The Executive Order that has set Kenyan politics aflame did not bother with niceties requiring Cabinet Secretary Fred Matiang’i and his Cabinet group to be reporting to the “Presidency” (which conveniently would include the Deputy President). In the wording of the decree, he will be reporting solely to President Uhuru Kenyatta. The political implications are obvious – and huge.
Ignore all that spin about “oh, we are politicising the matter too much; oh, the role of the DP is not affected; oh, this is just an administrative appointment with no wider significance.” Really? Those saying so are in deep denial. And they know it. There would be no panic in the DP’s backyard if they thought the Executive Order was harmless. The die is cast.
“My friend, mambo ni kujipanga.” We all know who is fond of saying that. Unwittingly the same person is the one who is now being straightened out. Add into the mix the “Handshake” which altered everything. When President Daniel arap Moi decided to be his own man, he brought up the “Traitor” issue, which cleared the way to dump Charles Njonjo. A similar game is under way, albeit being played differently. But the goal is the same. Checkmate.

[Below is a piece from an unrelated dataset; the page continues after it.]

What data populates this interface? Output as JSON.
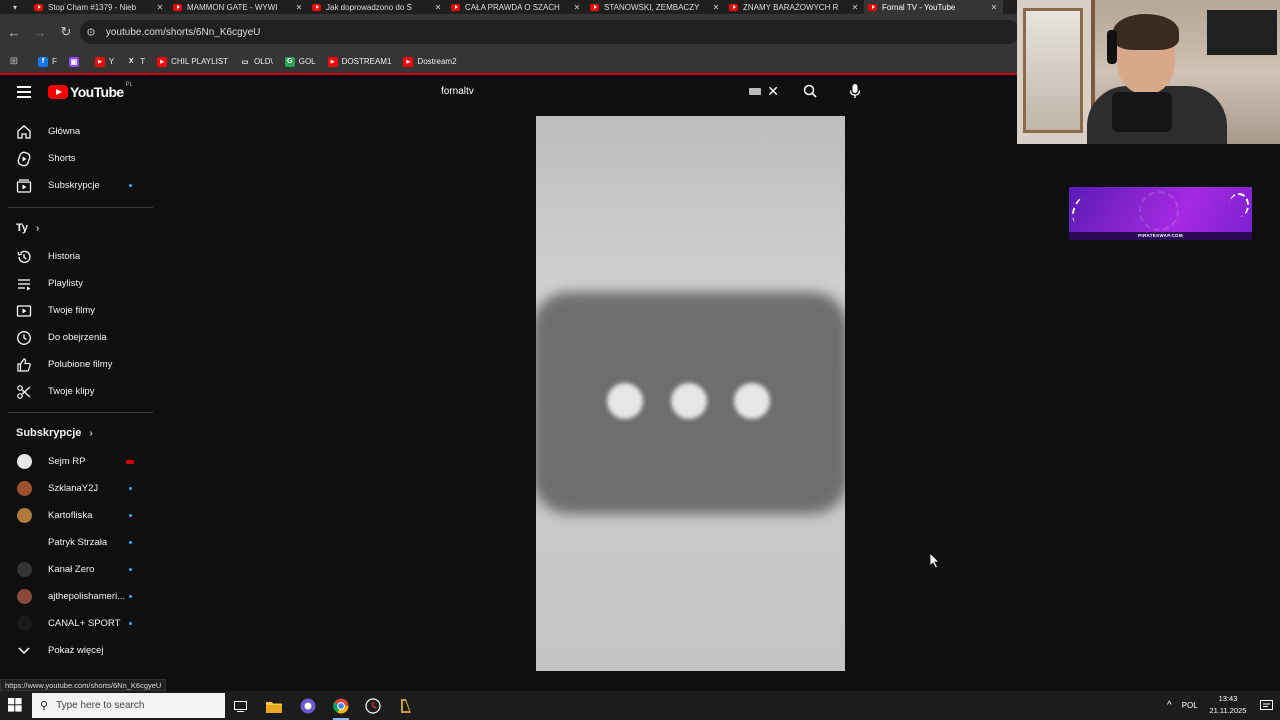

I dare say William Ruto misread the whole plot from the very beginning. Raila Odinga was not the evil instigator the Tanga Tanga crowd wanted to make him out to be. He merely took advantage of a situation that presented itself. There is the Swahili adage: “Kikulacho ki nguoni mwako.” The DP is now learning, with shock, that his real foe was lurking much closer home, inside Jubilee. The ultimate showdown, and its collateral damage, was inevitable. It is all unfolding now.

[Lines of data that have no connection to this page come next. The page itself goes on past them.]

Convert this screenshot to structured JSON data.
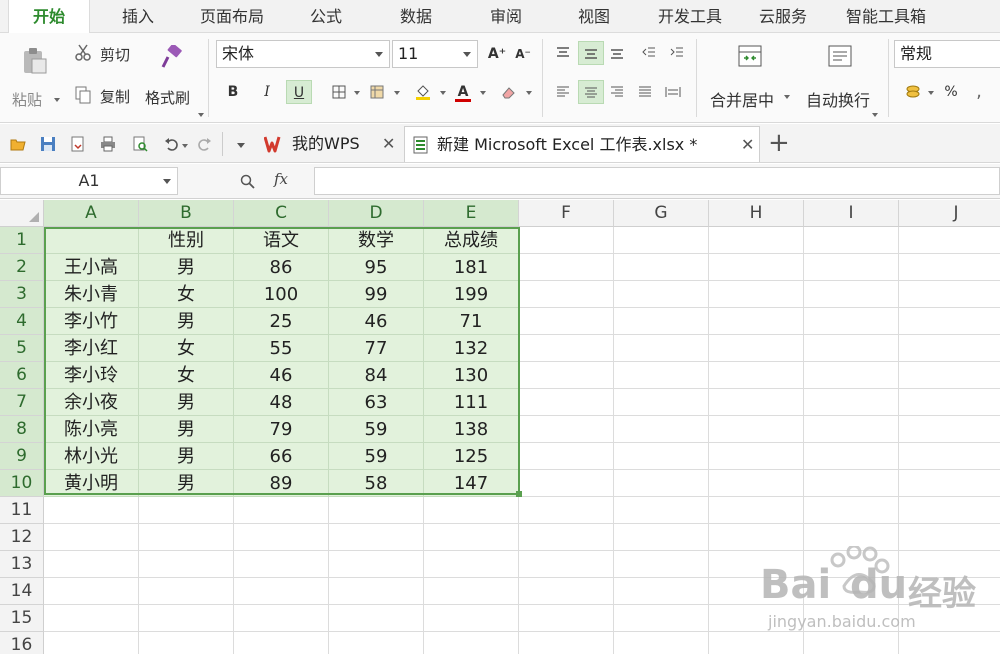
{
  "menu": {
    "tabs": [
      {
        "label": "开始",
        "active": true
      },
      {
        "label": "插入"
      },
      {
        "label": "页面布局"
      },
      {
        "label": "公式"
      },
      {
        "label": "数据"
      },
      {
        "label": "审阅"
      },
      {
        "label": "视图"
      },
      {
        "label": "开发工具"
      },
      {
        "label": "云服务"
      },
      {
        "label": "智能工具箱"
      }
    ]
  },
  "ribbon": {
    "paste_label": "粘贴",
    "cut_label": "剪切",
    "copy_label": "复制",
    "format_painter_label": "格式刷",
    "font_name": "宋体",
    "font_size": "11",
    "bold_label": "B",
    "italic_label": "I",
    "underline_label": "U",
    "increase_font_label": "A⁺",
    "decrease_font_label": "A⁻",
    "font_color_label": "A",
    "merge_center_label": "合并居中",
    "wrap_text_label": "自动换行",
    "number_format": "常规",
    "percent_label": "%",
    "accent_color": "#2e8b2e"
  },
  "doc_tabs": [
    {
      "label": "我的WPS",
      "active": false
    },
    {
      "label": "新建 Microsoft Excel 工作表.xlsx *",
      "active": true
    }
  ],
  "formula_bar": {
    "cell_ref": "A1",
    "fx_label": "fx",
    "value": ""
  },
  "sheet": {
    "columns": [
      "A",
      "B",
      "C",
      "D",
      "E",
      "F",
      "G",
      "H",
      "I",
      "J"
    ],
    "rows": [
      "1",
      "2",
      "3",
      "4",
      "5",
      "6",
      "7",
      "8",
      "9",
      "10",
      "11",
      "12",
      "13",
      "14",
      "15",
      "16"
    ],
    "header": [
      "",
      "性别",
      "语文",
      "数学",
      "总成绩"
    ],
    "data": [
      [
        "王小高",
        "男",
        "86",
        "95",
        "181"
      ],
      [
        "朱小青",
        "女",
        "100",
        "99",
        "199"
      ],
      [
        "李小竹",
        "男",
        "25",
        "46",
        "71"
      ],
      [
        "李小红",
        "女",
        "55",
        "77",
        "132"
      ],
      [
        "李小玲",
        "女",
        "46",
        "84",
        "130"
      ],
      [
        "余小夜",
        "男",
        "48",
        "63",
        "111"
      ],
      [
        "陈小亮",
        "男",
        "79",
        "59",
        "138"
      ],
      [
        "林小光",
        "男",
        "66",
        "59",
        "125"
      ],
      [
        "黄小明",
        "男",
        "89",
        "58",
        "147"
      ]
    ],
    "selection_color": "#5aa04f"
  },
  "watermark": {
    "brand": "Bai",
    "brand2": "du",
    "product": "经验",
    "url": "jingyan.baidu.com"
  }
}
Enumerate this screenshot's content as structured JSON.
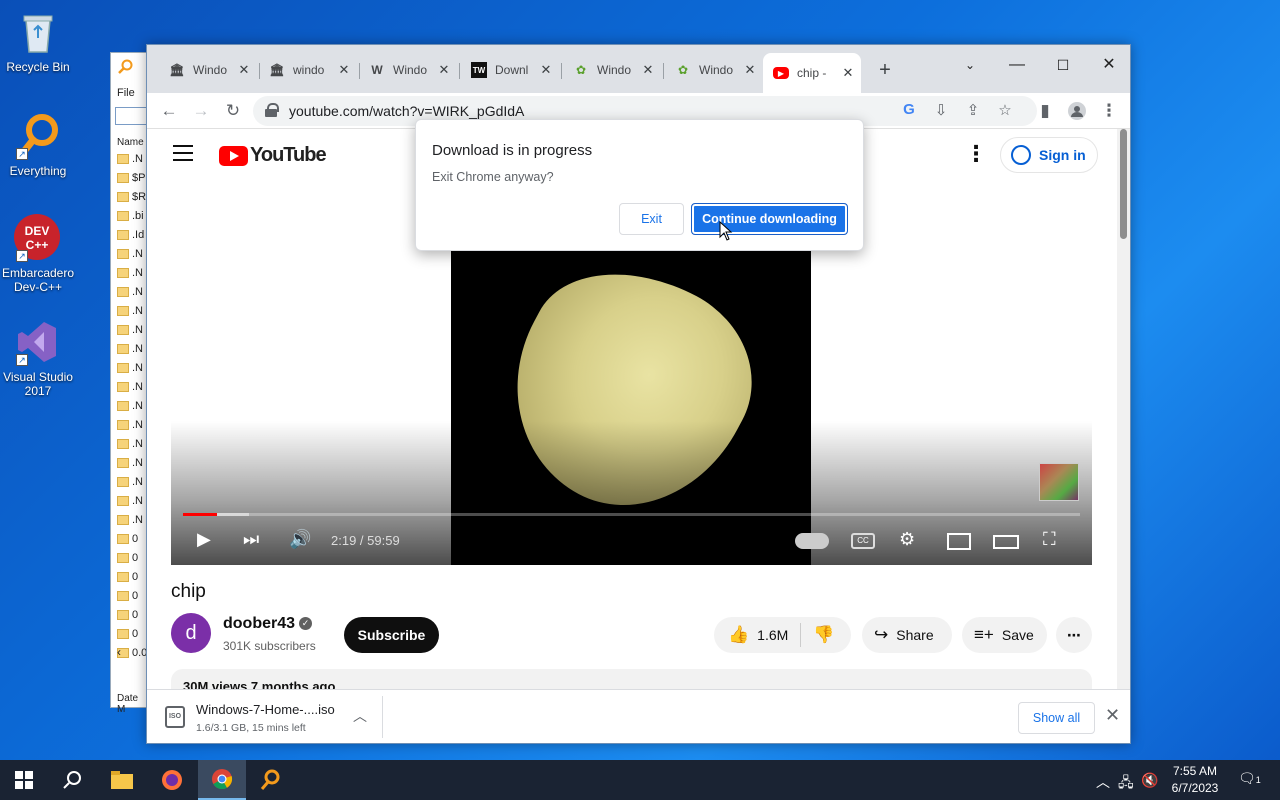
{
  "desktop": {
    "icons": [
      {
        "label": "Recycle Bin"
      },
      {
        "label": "Everything"
      },
      {
        "label": "Embarcadero Dev-C++"
      },
      {
        "label": "Visual Studio 2017"
      }
    ],
    "devcpp_badge": "DEV C++"
  },
  "explorer": {
    "menu_file": "File",
    "col_name": "Name",
    "rows": [
      ".N",
      "$P",
      "$R",
      ".bi",
      ".Id",
      ".N",
      ".N",
      ".N",
      ".N",
      ".N",
      ".N",
      ".N",
      ".N",
      ".N",
      ".N",
      ".N",
      ".N",
      ".N",
      ".N",
      ".N",
      "0",
      "0",
      "0",
      "0",
      "0",
      "0",
      "0.0"
    ],
    "status": "Date M"
  },
  "chrome": {
    "tabs": [
      {
        "title": "Windo",
        "icon": "museum-icon",
        "glyph": "🏛"
      },
      {
        "title": "windo",
        "icon": "museum-icon",
        "glyph": "🏛"
      },
      {
        "title": "Windo",
        "icon": "wikipedia-icon",
        "glyph": "W"
      },
      {
        "title": "Downl",
        "icon": "tenforums-icon",
        "glyph": "TW"
      },
      {
        "title": "Windo",
        "icon": "windows-logo-icon",
        "glyph": "✿"
      },
      {
        "title": "Windo",
        "icon": "windows-logo-icon",
        "glyph": "✿"
      },
      {
        "title": "chip -",
        "icon": "youtube-icon",
        "glyph": "▶",
        "active": true
      }
    ],
    "address": "youtube.com/watch?v=WIRK_pGdIdA"
  },
  "youtube": {
    "logo_text": "YouTube",
    "sign_in": "Sign in",
    "time": "2:19 / 59:59",
    "video_title": "chip",
    "channel_initial": "d",
    "channel_name": "doober43",
    "subscribers": "301K subscribers",
    "subscribe": "Subscribe",
    "likes": "1.6M",
    "share": "Share",
    "save": "Save",
    "views_partial": "30M views  7 months ago",
    "progress_played": 0.038
  },
  "dialog": {
    "title": "Download is in progress",
    "message": "Exit Chrome anyway?",
    "exit": "Exit",
    "continue": "Continue downloading"
  },
  "download_bar": {
    "file": "Windows-7-Home-....iso",
    "status": "1.6/3.1 GB, 15 mins left",
    "show_all": "Show all"
  },
  "taskbar": {
    "time": "7:55 AM",
    "date": "6/7/2023",
    "notifications": "1"
  },
  "colors": {
    "youtube_red": "#ff0000",
    "chrome_blue": "#1a73e8",
    "desktop_blue": "#0d6fdc"
  }
}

Ruto had been slow to wisen up, and along the way he tripped badly. The President has repeatedly spoken against the endless and premature pre-2022 political hustling. His deputy’s allies didn’t seem to be listening, or care that there was an incumbent in office. They brazenly conducted themselves as if their countrywide campaign for power come 2022 – dressed up as “development tours” – was the only thing that mattered in the world. The backlash was bound to come.
I noticed a belated change in the DP’s demeanour during the January 13 inauguration of the Ridgeways Catholic Church parish in Nairobi, where he showed up and joined Uhuru and members of his family as the service was going on. He spoke glowingly like never before of the “Big Four” agenda, which the President has pinned his legacy on. He also extolled the “Handshake,” which otherwise everybody knows he loathes. I am just a loyal assistant to the President, he told the congregation. This was a new Ruto, different from the one who previously gave the aura of a co-president during Jubilee’s first term. Bruised by recent upheavals within Jubilee, the DP was visibly changing tack. Mr DP, you are cornered, but not defeated. There’s a big difference. Go full blast in support of the President’s signature Big Four programme, plus the war on corruption. Look sincere. Drop those excessive Tanga Tanga campaign forays, for now. They signal disrespect to the boss. Listen to him, if only to show him you are in his team. Truth be told, he genuinely believes he has a vision for the country other than just being there to serve your 2022 ambition.
Avoid reckless supporters who pose as your spokesmen. Tell them to tone down. Stick to people who speak with sobriety, and who know better than to keep using the language of threats. Only recently they were issuing dire threats of ouster against Jubilee secretary-general Raphael Tuju. A loony fringe was even at one point threatening to impeach Uhuru.
Ah, threats, threats, threats all the time. They’ll backfire spectacularly. Rethink your strategy. Everybody who is anybody across Kenya’s political scene knows a constitution referendum is coming. In all probability it will reshape the post-2022 governance structure in ways that will make your obsessive focus on the presidency superfluous. Don’t isolate yourself.
Every president assesses who, in his estimation, is a fit successor and who is not. Moi flatly ruled out Vice-President George Saitoti. “Uongozi na urafiki ni tofauti,” Saitoti was bluntly told in public. Mwai Kibaki, on his part, was not comfortable with Raila, or with Kalonzo Musyoka. Uhuru seems to have developed a very different rapport with the same Raila. It could be he finds his presumptive heir – the DP – unpalatable for some reason. At some point we will come to know why.
Kangema MP Muturi Kigano is one politician who has nothing but contempt for the Tanga Tanga mob. He happens to be the senior MP in Central Kenya in terms of age and counts loyalty to the President first. When the Matiang’i announcement came, he gave me a very similar analogy as an earlier one by Baringo Senator Gideon Moi: The guitar has been tuned. The music has started. The dance has begun.